Invasive Cardiac Diagnostic Procedures
Coronary arteriography and ventriculography provide valuable information about the presence and severity of CHD and about ventricular function. These techniques can indicate the specific areas of coronary artery stenosis or occlusion, the number of involved vessels, the ventricular systolic and diastolic volumes, the ejection fraction, and regional wall-motion abnormalities. Multiple gated acquisition (MUGA) scans can also be performed for these purposes. This information helps the cardiologist and cardiac surgeon plan appropriate treatment for the patient. Intravascular ultrasound imaging is an evolving invasive modality for studying the intraluminal coronary anatomy and may be particularly useful in evaluating the effects of stents or angioplasty.

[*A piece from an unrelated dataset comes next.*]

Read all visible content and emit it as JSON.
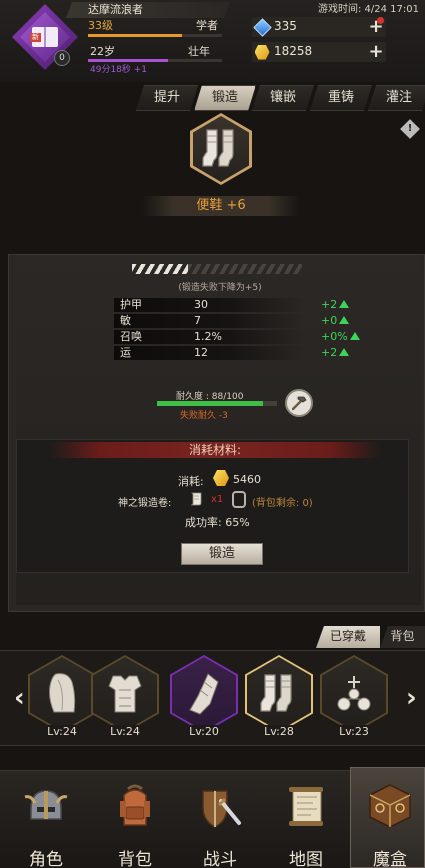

Coronary artery stenosis is hemodynamically significant when the arterial lumen diameter is narrowed by more than 50%, or the cross-sectional area is reduced by more than 75%. Common indications for coronary arteriography are ACS, post-MI angina, stable angina unresponsive to medical therapy or revascularization, a markedly positive exercise stress test result, and a recent MI in a patient younger than 40 years. The technique may also be useful in evaluating valvular heart disease, ventricular septal defect, papillary muscle dysfunction, cardiomyopathy of unknown cause, or unexplained ventricular arrhythmias.
Excerpted from BCSC 2020-2021 series: Section 1 - Update on General Medicine. For more information and to purchase the entire series, please visit https://www.aao.org/bcsc.